Terpsichore, Tongue-in-Cheek

Pilobolus. It's the name of a barnyard fungus that shoots its ripe spoors to astonishing distances. It's also the name

Pilobolus. It's the name of a barnyard fungus that shoots its ripe spoors to astonishing distances. It's also the name of what may be the most extraordinary innovation in theatrical choreography since the advent of modern dance. And now, it's the title of a book of photographs that jostle the sight like a somersault.

It's all Dartmouth's fault. If a cross-country skier, a fencer-folk-dancer, and a pole-vaulter hadn't decided to give modern dance a whirl in a class there in 1970, chances are no one else would ever have come up with what the book's photographer Tim Matson calls "a blend of dance, gymnastics, mime, circus and sculpture." Since then, the original group has evolved into a brash, astonishing, stubbornly unclassifiable performance company of three men and two women, with a home base in Connecticut and a touring schedule which skims them halfway around the globe.

With the gut understanding of a friend who's been with them since they were "barnstorming around the northern country in a busted-up Volkswagen," as he recalls it, Matson has put Pilobolus on paper as no words can. Though Matson describes himself as "a farmer and a writer," he has the eye of a cinematographer--and like his subjects, evidently, the energy of an athlete. "When I'm photographing Pilobolus, I'm down on the floor or flipping, too--it's almost like a sport," he says.

The result is a book that's nearly as indescribable as its subject. Flipping through its pages (and these photographs don't look as though they expect to stand still), you have to keep reminding yourself that you're not looking at stray limbs tooled soft as putty and clumped together like topological pretzels, but at human beings with only two arms, two legs, and one torso apiece.

"They have an amazing ability to transform the body into something else," Matson says of Pilobolus. "Without knowing it at first, what they were looking for was a new visual language--something beyond words." They just may have found it. Because if this is dance (and Matson says they don't think of themselves as dancers), it's the first kind in which the members of the audience do not immediately refer to their own bodies in reacting to the movement on stage. Here, a single dancer's body is only one unit in a larger structure; the ambiguity of the final form frees the onlooker's eye from the insistent logic of ordinary anatomy.

Pilobolus also nudges one's normal sense of space into a frame of relativity.
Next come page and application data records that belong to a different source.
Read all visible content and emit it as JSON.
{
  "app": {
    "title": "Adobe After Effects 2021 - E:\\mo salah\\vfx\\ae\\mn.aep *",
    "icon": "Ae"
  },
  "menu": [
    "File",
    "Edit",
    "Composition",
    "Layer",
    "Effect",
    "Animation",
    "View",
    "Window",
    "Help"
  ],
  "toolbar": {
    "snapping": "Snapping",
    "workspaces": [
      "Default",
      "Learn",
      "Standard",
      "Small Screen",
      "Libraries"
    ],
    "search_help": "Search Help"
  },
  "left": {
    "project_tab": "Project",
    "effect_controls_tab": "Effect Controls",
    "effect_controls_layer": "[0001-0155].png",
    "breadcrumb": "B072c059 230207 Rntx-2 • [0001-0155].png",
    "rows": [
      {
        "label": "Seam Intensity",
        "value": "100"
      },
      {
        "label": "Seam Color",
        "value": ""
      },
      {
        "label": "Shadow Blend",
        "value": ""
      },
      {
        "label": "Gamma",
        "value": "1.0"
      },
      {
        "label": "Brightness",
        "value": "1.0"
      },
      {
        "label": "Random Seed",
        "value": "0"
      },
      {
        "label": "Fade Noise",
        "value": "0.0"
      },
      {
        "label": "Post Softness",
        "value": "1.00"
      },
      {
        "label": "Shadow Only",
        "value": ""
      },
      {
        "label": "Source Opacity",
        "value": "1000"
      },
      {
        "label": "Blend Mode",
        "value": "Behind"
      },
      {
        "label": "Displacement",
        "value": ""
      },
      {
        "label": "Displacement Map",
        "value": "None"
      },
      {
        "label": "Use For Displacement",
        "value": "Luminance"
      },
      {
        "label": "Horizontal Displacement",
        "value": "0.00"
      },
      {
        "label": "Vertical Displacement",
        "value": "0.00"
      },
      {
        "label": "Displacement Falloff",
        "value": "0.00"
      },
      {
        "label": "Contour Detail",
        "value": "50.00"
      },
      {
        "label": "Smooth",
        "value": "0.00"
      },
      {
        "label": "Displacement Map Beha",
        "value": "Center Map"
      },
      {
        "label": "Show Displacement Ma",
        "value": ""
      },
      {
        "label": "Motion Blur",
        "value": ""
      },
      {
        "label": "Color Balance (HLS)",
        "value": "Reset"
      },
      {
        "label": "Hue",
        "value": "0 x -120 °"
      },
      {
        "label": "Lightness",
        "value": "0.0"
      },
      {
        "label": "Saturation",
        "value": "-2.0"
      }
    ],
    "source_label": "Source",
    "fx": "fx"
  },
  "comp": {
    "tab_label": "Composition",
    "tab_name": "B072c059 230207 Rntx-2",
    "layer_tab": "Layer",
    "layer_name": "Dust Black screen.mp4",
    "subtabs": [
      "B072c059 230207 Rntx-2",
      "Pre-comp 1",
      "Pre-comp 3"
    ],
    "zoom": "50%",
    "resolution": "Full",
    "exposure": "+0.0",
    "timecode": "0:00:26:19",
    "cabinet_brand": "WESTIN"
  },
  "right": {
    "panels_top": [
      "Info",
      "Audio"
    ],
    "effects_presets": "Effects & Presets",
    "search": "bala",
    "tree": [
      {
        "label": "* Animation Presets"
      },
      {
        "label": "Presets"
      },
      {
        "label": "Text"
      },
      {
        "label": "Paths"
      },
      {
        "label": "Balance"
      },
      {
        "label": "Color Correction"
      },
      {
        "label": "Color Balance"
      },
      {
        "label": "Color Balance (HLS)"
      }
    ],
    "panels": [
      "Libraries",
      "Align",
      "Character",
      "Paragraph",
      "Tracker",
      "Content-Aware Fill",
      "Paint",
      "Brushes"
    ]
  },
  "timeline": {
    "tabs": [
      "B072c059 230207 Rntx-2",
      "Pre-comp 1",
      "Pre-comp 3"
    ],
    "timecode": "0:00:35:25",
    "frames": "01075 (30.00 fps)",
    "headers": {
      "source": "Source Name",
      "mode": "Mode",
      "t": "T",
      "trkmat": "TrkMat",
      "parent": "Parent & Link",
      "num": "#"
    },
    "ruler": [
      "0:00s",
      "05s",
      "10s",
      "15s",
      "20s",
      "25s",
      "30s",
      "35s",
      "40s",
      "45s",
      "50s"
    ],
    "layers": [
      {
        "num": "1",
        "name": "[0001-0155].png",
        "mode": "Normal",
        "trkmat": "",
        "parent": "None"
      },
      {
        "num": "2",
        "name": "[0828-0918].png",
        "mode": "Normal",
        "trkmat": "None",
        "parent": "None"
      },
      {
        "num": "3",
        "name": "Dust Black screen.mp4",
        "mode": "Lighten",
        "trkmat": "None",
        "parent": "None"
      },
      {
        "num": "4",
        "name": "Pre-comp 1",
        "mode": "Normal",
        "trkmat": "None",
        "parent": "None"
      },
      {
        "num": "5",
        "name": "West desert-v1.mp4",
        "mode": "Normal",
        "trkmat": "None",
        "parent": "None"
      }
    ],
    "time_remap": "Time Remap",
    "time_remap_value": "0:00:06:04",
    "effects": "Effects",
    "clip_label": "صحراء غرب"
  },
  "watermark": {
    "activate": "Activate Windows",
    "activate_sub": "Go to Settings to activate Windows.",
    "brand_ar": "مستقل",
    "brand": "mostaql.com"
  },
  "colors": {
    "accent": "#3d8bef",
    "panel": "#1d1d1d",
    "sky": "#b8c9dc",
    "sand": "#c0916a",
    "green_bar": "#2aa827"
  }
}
After all, can you swear up is really up when there are three people on stage with their feet pointing toward the ceiling?

But it's risky to theorize too much about Pilobolus. According to Matson, their choreography (always created collectively) proceeds more by intuition than by conceptualization. "Pilobolus goes straight to the heart; watching them, you can put your intellect away for a while," he says. And, both literally and figuratively, they're a refreshingly earthy bunch--"absolutely bawdy," says Matson, and "just as at home rolling around on the floor as standing up or in the air."

The spirit may be that of kids in a pillow-fight: zany, uninhibited, with an unerring sense of propriety's absurdity and no holds barred. "It's real, and it's natural--there's so much innate pleasure in it for them, which is contagious," says Matson. But don't be fooled. Once you've seen Pilobolus, or Matson's book, neither a dancer's body nor your own will ever look quite the same again.

Pilobolus, a book of photographs by Tim Matson, is published by Random House at $9.95.